It was in the nature of provincial power that competition for office was highly centripetal: all the competitors were, so to speak, trying to crash the same gate. And it was in the nature of metropolitan rule that the caliphs could not regulate the competition. There are of course always many more competitors than there are spoils, but usually the authorities see to it that hurdles of one kind or another eliminate a sufficient number of candidates on the way. The unwritten rules of kinship and sharaf had had precisely this function under the Sufyanids, but these were now obsolete.
163 In the sparsely inhabited and uniformly impoverished desert social stratification remained trivial. Tribal nobility, sharafi conferred a prestige as elusive as that of the 'good family' among the bourgeoisie; an acquired status,164 it entailed no formal privileges or bans on intermarriage, and its occupants collected no taxes, transmitted no orders and had no tribal units to command. 166 It is true, of course, that warfare might increase their authority dramatically ; l6? but just as there were few endogenous resources for the chief to work on, so also there was no erosion of kinship ties:168 it is precisely because there were so few resources to fight for that warfare in Arabia never came near the ferocity of the wars between the tribes in Chingiz's Mongolia.
197 But in return the Arabs found it extremely hard to organize themselves. Their religious aegis could provide them with a rationale for a continuing political authority when the days of the messiah were over, just as the tribal armies furnished the material for a continuing Arab state when the days of the conquests were over; but for the shape of the conquest society neither the Judaic nor the Arab tradition had much to offer. 198 But the Arabs had to fight one civil war to devise an organization, another to maintain it, and a third to prove it obsolete, all within some eighty years.

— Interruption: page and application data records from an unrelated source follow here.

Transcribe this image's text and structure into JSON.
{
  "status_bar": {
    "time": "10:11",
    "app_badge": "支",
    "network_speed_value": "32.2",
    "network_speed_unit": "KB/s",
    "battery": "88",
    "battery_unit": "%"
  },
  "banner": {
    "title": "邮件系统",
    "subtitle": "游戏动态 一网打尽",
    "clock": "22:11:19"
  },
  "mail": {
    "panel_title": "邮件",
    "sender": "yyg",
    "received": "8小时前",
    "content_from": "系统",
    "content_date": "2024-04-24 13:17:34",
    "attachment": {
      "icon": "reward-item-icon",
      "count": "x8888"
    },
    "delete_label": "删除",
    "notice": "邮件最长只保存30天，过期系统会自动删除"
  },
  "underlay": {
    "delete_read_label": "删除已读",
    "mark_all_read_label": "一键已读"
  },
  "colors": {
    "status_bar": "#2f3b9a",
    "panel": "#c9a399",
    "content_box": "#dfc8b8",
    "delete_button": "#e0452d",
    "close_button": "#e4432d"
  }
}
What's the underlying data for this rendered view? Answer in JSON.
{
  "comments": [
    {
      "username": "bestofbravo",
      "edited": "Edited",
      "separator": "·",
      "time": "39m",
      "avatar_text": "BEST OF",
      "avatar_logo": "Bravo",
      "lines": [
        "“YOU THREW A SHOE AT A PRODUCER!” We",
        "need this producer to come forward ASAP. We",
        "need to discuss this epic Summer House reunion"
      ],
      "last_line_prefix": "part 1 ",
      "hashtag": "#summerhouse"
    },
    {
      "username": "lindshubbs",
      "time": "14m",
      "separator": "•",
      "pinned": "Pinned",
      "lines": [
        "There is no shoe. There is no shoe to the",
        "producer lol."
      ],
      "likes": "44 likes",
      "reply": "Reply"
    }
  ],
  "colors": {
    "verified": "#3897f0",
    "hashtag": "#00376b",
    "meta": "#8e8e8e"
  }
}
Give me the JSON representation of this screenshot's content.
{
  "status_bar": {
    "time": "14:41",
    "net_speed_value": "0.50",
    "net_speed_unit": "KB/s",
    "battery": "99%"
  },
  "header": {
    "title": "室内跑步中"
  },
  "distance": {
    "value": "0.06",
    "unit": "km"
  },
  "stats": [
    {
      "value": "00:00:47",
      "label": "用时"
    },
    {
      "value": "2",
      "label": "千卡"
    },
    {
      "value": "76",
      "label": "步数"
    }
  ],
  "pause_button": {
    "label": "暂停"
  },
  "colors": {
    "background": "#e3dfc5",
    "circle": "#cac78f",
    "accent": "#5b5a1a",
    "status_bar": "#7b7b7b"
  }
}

The Jihadis Return: Isis and the New Sunni Uprising by Patrick Cockburn